Florida does not have a formal procedure for legal separation, but the parties can enter into a written agreement for issues such as property division, custody, and support. Such an action would not preclude either party from maintaining another proceeding for additional relief at any time.
Grounds For Divorce
The “grounds for divorce” states the reason you want to obtain a divorce. Florida is a no-fault divorce state, meaning that a spouse does not have to show a particular cause as to why he or she wants a divorce. Marital dissolution or divorce is granted based on the following grounds (reasons): (1) the marriage is irretrievably broken, or (2) one of the partners is mentally incapacitated for at least three years before filing the petition for divorce. You should contact your Florida divorce attorney for more information on filing for divorce.
Divorce Residency Requirements
To obtain a divorce, one of the spouses must have been a resident of Florida for 180 days, or six months, before filing a petition for dissolution of marriage. Filing in the appropriate circuit court where either party resides commences the action for divorce, but no judgment will be entered until at least 20 days have elapsed from the filing of the original petition (unless there is evidence that an injustice would result from this delay).
Availability of Simplified or Special Divorce Procedures:
A procedure for uncontested divorce is available in Florida if there are no children of the marriage under the age of 18 and the parties can agree on all other issues arising from the marriage, such as property division and spousal support. An uncontested divorce has a shorter waiting period of 60 days.
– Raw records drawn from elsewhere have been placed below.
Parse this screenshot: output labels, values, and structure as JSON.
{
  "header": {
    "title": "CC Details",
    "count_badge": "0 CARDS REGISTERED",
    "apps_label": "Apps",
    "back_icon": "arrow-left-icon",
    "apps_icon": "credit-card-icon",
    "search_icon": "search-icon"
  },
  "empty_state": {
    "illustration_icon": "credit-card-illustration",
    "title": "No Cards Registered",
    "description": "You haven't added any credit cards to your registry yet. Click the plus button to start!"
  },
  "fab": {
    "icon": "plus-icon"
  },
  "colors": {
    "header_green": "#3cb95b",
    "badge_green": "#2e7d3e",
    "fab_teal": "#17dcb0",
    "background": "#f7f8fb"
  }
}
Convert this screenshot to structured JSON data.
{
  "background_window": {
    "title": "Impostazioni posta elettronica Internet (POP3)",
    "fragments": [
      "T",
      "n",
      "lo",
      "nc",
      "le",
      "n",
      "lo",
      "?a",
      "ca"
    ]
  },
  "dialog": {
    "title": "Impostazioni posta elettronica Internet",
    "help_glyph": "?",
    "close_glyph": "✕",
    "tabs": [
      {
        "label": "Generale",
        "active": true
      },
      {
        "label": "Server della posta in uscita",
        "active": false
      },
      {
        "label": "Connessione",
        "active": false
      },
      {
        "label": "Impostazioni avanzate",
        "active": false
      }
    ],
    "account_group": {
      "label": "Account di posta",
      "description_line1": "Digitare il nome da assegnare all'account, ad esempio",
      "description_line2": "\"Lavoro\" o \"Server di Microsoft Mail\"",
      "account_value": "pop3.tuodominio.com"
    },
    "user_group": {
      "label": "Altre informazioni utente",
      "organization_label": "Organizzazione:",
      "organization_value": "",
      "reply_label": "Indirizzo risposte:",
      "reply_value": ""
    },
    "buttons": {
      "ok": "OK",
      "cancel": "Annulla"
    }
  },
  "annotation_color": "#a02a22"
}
When an annulment is granted in Florida a divorce is unnecessary, because it is declaring the marriage to have been invalid (marriage was not valid when entered into). There is not a set statute outlining Florida annulment procedures, but case law on the matter does exist for annulment procedure guidance. The following are examples of reasons a marriage may be annulled: bigamy, venereal disease, sterility, or impotence, mental incompetence, fraud, or a marriage entered into as a joke. As Florida annulments are based on case law it is recommended that you seek advice from a Florida divorce attorney.
Property Division in a Florida Divorce
Florida is an “equitable distribution” state also known as “common law” or “marital property.” In Florida, the spouse whose name appears on an ownership document, like a title, deed, or registration, owns the property. However, a spouse is not entitled to keep separate property. Each spouse is entitled to receive a fair and equitable share (equitable distribution) of the other spouse’s property. In determining what is the fair and equitable share of property, the court shall set aside for each spouse that spouse’s nonmarital assets and liabilities, and in distributing the marital assets and liabilities between the parties, the court will begin with the premise that the distribution should be equal, unless there is a justification for an unequal distribution based on all relevant factors in the statute. It is important to discuss any relevant factors with a Florida divorce attorney.
Links to Divorce Statutes